What the task asks - The word "Hair" appears in some lines of the listing below; report how many such lines there are, and nothing else.

Supplied material -
========================================================================
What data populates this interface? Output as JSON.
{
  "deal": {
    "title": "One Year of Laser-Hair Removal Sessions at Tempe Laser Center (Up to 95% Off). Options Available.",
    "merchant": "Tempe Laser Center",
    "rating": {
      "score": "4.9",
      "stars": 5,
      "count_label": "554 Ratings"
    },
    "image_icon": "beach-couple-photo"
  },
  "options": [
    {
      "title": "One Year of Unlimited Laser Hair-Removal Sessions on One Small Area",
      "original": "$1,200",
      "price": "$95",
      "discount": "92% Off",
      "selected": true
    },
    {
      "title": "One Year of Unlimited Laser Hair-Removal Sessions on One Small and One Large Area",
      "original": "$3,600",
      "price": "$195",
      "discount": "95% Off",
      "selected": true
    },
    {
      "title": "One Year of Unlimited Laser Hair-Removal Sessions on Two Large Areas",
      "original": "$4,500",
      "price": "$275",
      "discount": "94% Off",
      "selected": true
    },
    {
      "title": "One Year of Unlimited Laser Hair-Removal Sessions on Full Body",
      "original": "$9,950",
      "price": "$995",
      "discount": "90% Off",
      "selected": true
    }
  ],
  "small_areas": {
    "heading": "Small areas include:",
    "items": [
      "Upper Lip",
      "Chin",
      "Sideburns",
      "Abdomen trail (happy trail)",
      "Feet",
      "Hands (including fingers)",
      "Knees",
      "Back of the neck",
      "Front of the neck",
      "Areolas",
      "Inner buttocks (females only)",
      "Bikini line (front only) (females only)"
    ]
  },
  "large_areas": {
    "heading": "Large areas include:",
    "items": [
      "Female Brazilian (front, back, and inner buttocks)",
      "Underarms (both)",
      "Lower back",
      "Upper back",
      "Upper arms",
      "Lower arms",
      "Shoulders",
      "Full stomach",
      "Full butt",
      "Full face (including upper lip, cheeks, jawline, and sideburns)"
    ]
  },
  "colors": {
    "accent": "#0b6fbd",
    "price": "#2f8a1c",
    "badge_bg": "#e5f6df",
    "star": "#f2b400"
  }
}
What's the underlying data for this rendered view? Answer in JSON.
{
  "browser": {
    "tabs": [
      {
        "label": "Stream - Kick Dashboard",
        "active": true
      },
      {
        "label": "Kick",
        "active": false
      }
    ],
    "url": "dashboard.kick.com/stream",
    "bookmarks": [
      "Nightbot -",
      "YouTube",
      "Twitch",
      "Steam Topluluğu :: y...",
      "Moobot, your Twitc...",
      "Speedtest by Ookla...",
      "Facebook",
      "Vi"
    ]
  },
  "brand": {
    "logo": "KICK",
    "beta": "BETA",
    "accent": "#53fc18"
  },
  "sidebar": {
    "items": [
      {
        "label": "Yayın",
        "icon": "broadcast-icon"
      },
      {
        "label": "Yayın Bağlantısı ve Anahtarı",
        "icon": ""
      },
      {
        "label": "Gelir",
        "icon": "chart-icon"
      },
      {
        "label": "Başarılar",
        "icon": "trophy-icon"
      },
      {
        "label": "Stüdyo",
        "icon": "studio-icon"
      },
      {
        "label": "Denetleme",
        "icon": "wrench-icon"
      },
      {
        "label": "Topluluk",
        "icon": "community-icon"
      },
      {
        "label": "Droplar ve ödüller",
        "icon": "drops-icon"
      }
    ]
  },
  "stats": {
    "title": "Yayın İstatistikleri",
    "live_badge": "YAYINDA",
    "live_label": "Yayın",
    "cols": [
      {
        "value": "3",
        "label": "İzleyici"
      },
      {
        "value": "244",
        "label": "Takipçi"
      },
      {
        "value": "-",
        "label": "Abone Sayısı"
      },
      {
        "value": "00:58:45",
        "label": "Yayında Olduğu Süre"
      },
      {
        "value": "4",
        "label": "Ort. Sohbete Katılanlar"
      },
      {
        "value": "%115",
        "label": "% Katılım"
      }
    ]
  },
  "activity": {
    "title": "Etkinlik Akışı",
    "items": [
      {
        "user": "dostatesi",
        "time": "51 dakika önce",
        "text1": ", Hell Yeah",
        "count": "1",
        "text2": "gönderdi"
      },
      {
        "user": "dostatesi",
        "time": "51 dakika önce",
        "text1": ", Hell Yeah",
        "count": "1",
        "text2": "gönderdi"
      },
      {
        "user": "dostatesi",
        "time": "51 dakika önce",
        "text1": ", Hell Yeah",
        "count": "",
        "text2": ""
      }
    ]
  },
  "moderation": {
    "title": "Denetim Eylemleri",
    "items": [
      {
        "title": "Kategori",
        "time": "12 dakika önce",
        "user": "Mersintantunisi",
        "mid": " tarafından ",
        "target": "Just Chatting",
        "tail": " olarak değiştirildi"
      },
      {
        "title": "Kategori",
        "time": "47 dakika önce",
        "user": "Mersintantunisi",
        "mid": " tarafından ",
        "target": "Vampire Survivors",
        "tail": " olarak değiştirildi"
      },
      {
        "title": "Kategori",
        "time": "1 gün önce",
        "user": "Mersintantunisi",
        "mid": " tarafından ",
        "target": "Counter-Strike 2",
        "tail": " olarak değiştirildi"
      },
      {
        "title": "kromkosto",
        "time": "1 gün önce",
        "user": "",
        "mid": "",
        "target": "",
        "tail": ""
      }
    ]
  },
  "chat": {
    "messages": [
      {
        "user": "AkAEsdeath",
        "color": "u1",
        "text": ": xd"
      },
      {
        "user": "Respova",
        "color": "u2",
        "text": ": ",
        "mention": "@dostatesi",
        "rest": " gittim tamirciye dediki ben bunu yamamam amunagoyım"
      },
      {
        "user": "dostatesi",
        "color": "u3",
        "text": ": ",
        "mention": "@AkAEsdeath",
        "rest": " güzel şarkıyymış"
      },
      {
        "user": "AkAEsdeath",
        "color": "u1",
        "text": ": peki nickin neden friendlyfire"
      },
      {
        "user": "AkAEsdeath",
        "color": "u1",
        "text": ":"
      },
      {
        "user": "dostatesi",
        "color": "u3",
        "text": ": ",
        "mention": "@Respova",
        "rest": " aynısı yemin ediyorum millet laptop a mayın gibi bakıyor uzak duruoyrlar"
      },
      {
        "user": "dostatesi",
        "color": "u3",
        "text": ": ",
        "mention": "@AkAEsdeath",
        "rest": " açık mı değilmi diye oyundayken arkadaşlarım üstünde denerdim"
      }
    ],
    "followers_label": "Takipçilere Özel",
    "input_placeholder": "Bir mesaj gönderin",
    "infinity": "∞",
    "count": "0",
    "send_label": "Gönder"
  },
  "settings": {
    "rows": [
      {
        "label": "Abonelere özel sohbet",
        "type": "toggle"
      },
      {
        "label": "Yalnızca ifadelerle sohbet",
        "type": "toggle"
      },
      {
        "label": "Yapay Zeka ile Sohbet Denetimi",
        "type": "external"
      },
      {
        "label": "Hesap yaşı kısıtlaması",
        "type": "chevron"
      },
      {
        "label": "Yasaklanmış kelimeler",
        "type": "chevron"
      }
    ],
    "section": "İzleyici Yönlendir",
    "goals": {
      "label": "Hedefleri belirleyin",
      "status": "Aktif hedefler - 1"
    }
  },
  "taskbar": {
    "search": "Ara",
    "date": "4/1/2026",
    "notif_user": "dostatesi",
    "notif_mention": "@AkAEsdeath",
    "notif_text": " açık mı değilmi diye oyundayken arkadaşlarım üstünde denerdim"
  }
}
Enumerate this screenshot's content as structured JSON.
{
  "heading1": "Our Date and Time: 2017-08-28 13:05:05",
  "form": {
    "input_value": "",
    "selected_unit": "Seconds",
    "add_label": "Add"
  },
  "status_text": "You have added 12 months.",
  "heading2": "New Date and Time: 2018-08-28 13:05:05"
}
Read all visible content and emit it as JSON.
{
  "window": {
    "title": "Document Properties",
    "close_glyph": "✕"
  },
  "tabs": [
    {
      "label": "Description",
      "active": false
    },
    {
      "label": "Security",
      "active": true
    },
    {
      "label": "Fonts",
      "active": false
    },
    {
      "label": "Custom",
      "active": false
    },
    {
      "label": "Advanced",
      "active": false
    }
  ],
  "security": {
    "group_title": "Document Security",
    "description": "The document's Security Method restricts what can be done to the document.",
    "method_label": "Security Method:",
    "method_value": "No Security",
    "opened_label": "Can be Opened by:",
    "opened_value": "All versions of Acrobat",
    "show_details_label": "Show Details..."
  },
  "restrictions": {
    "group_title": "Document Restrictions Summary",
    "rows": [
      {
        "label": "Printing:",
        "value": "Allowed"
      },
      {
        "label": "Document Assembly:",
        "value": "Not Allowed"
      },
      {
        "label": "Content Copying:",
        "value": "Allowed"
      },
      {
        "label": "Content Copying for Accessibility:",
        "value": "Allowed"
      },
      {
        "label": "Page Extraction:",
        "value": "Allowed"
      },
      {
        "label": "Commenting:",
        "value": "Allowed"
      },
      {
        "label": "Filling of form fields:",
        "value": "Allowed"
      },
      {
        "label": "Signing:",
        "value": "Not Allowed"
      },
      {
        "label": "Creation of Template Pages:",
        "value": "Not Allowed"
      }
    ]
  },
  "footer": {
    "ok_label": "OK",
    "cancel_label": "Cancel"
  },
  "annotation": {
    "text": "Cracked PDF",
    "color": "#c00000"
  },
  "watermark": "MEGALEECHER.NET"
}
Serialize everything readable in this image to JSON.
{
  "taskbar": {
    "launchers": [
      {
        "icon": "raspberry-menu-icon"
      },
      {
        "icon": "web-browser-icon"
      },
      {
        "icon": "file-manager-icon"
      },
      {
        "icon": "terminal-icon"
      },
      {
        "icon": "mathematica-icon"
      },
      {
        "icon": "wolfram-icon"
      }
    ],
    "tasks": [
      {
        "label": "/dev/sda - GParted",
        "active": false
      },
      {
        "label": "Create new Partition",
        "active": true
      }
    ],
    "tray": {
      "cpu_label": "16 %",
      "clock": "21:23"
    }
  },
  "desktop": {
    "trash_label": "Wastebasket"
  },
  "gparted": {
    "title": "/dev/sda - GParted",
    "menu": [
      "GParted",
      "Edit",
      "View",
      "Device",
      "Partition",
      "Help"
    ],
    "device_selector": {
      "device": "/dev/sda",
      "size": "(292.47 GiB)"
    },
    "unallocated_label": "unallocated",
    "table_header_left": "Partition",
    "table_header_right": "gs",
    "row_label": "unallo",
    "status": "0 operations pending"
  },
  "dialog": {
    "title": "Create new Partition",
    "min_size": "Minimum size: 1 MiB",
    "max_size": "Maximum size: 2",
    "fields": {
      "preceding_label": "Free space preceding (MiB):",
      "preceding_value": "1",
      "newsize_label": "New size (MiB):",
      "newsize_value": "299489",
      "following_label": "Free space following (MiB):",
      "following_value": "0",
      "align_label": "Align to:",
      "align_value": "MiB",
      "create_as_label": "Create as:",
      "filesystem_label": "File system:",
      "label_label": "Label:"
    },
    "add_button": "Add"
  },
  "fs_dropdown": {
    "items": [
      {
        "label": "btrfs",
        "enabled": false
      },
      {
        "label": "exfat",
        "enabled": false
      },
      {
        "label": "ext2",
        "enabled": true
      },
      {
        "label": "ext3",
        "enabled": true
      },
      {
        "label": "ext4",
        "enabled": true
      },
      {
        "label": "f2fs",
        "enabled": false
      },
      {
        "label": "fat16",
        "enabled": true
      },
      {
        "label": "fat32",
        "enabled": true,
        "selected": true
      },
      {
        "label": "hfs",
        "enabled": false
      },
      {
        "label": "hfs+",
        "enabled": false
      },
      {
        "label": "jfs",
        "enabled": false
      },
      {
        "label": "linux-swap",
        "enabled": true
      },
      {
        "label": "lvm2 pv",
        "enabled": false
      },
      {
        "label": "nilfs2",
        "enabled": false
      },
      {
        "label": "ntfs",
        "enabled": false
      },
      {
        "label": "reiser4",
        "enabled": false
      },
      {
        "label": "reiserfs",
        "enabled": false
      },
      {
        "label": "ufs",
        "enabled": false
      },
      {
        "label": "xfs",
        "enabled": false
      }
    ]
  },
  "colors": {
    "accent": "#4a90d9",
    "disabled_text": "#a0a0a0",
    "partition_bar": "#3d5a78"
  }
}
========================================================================
Task answer - 5